Thanks again for the replies, I will go over this thread again while I work on the outline and before I talk to my players about character creation.


All the advice you got here is awesome, you should follow it I Just want to put out a contrarian idea:. If you end up mostly spending time on character and world creation, no need to think of it as a failure if everybosy has fun.

I once played in a con game of Urban Shadows where we did all the private chargen stuff before hand. We still spent 2.5 of the 4 hour slot on debt questions and world building. It was awesome, everybody had a great time even though we only got to play out a few scenes. We spent the debrief period talking about how awesome would a game be that was just the character relationship building and world creation bits. So don’t stress too much if you don’t “accomplish much.”. The game is what you make it.


I would take the narrow time box and borrow the idea of epilogues to create the meta for the setting. This short session must not follow the complete three act structure played out. I would set it as follows:

  1. Character and Worldbuilding happens offscreen
  2. You prepare an incident which gets the game going and create some questions for yourself
  3. You tell the players beforehand that the goal of the session is only taking a glimpse through a window at the PC’s life.

This leaves every pressure out of the game: it’s not about the solution within the session, it’s about the way towards the solution.

  1. Take a decent amount of time for the epilogues. Ask the players how the think the story will progress and how they would answer your initial questions about the setting. Were the PC’s values challenged at some point? How did they deal with it?

So you should have a decent session and give the PCs room for a satisfying end.

Another way of ending the one shot - if there is the idea evolving during play that they want a second session - is letting the players ask leading questions about what is going to happen in the next session a la »Coming up next episode: Is Tala getting away with her cover story to undermine the organization of EvilCorp? What about the relationship of Alex and Fae now that she noticed her being on the board of leaders at EvilCorp?.." or something like that.
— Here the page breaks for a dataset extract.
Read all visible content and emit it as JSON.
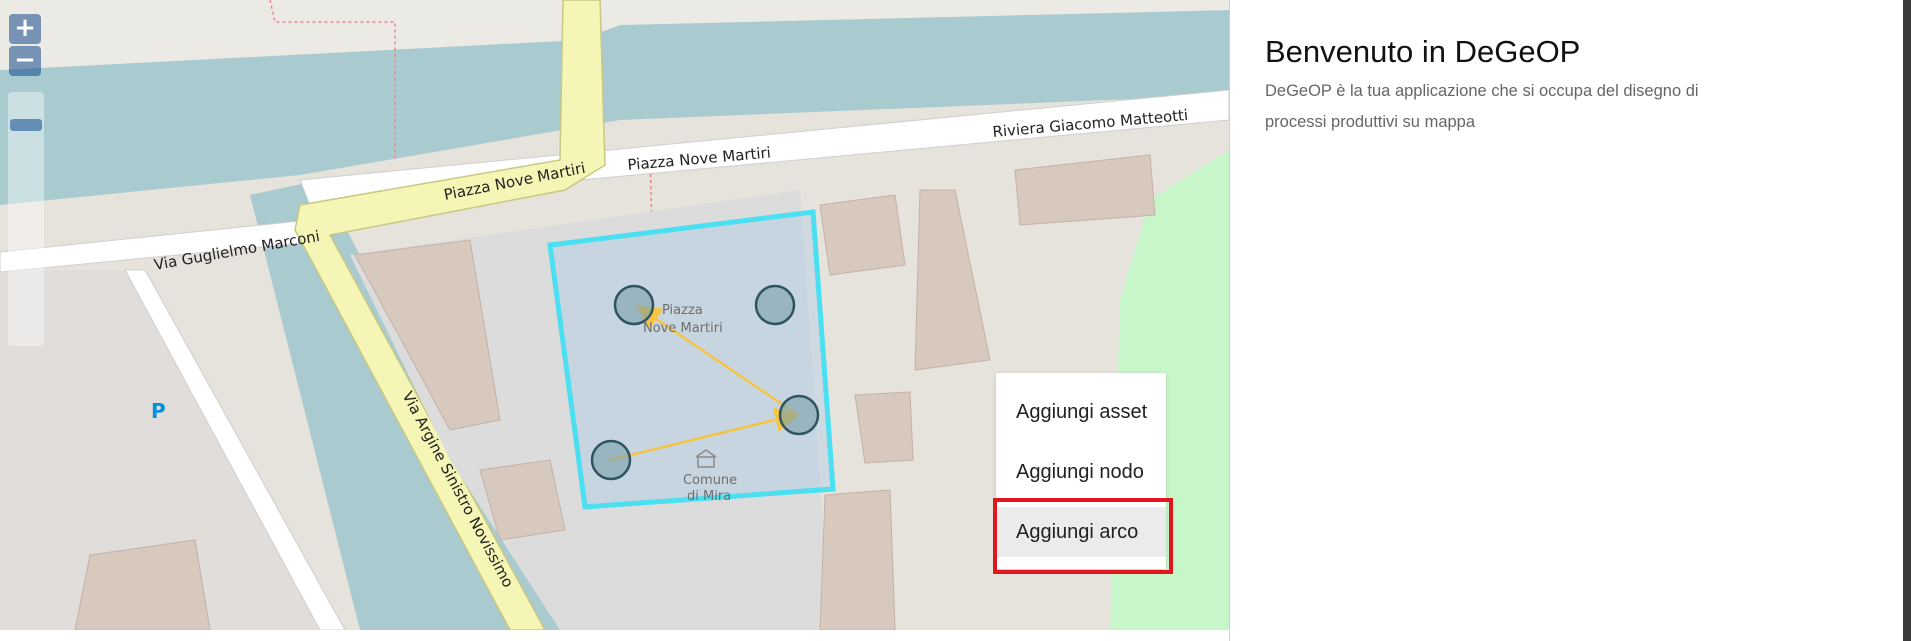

This way you and your players could focus on what is possible during the session without rushing through some prefabricated plot.